It's been four years since I enrolled in my first iconography class. I'd been painting small stones that I called "pocket icons" and a nun who attended one of my "stone painting as meditation" classes told me that she'd studied with a local woman who taught traditional iconography. I thought it would be interesting to try that but was intimidated because it seemed to call for skills I didn't possess. I vascillated back and forth and then one day walked into a gallery to see a new show. The paintings on the walls were like nothing else I'd seen - they were so stunning in both subject and technique. As I was reading through the artist's bio, I realized that this was THE iconographer and before I could lose my nerve, I went home and called for an appointment.
I thought that I'd only go for one session - enough to complete an icon. I thought that the structure, the discipline might be too much for me on a long term basis. I thought wrong. Here it is, four years later, and I have no intention of quitting. I still do lots of other painting - which offers challenges and joys in other ways. I feel like everything I do is a learning adventure. There are times when I combine some of my own techniques of working on stones with methods and procedures that I've learned while writing icons.
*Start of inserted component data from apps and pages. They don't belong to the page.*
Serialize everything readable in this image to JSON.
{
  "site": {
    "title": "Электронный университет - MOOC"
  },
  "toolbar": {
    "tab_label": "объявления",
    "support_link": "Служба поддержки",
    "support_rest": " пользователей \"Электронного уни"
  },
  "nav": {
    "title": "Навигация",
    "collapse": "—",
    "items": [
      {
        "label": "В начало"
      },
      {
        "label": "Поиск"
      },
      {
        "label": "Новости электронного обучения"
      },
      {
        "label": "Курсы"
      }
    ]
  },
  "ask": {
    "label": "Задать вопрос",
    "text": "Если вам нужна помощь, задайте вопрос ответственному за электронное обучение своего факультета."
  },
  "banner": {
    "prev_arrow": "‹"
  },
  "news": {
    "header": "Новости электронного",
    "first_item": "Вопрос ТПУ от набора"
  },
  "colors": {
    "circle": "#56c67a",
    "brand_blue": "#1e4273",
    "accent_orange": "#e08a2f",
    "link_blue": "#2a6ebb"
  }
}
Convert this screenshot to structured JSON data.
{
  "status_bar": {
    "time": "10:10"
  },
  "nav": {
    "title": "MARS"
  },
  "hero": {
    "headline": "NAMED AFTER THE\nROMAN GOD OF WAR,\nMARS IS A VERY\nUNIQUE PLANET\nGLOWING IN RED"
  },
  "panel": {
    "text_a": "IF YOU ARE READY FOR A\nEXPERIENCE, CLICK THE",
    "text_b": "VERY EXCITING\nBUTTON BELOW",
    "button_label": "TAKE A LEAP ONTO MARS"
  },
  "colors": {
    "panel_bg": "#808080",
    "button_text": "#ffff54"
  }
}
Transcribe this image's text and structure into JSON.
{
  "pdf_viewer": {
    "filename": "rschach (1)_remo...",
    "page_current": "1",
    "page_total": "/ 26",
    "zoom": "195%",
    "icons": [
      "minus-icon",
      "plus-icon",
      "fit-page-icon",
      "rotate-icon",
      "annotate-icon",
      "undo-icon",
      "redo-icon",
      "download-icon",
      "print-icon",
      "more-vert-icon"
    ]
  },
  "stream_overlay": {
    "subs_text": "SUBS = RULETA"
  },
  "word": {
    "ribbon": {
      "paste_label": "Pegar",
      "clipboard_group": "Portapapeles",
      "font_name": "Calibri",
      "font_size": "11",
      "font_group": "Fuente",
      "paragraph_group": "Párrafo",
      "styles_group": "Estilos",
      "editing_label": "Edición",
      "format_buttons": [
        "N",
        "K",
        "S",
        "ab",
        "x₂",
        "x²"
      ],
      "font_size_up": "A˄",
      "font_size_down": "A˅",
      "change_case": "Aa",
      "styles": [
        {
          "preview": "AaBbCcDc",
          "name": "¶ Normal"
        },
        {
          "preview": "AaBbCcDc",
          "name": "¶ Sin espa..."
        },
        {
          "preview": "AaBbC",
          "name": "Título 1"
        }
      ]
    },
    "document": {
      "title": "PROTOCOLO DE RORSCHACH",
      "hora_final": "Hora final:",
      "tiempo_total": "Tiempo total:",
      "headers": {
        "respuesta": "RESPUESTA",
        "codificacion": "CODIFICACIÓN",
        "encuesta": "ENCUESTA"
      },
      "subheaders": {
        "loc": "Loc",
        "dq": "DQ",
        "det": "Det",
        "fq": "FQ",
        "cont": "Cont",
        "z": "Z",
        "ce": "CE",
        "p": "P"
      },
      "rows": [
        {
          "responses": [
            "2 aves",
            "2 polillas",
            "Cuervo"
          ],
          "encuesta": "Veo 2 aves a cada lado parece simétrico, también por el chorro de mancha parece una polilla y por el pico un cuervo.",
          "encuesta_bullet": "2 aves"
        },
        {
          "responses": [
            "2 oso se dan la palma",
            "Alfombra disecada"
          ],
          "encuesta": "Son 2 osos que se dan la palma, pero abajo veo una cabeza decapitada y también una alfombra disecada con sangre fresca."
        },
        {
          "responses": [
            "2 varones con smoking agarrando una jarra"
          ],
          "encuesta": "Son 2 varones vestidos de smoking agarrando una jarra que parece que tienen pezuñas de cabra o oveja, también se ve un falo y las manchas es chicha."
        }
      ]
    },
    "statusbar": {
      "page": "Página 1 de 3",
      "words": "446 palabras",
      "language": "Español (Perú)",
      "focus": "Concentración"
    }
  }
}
What I thought was a brief lookout point on my path actually became a different road, taking me somewhere interesting, though I couldn't tell you the destination.
I'll spend a few blogs soon on the process of iconography.
When have you been delightfully surprised by finding your preconceived assumptions wrong?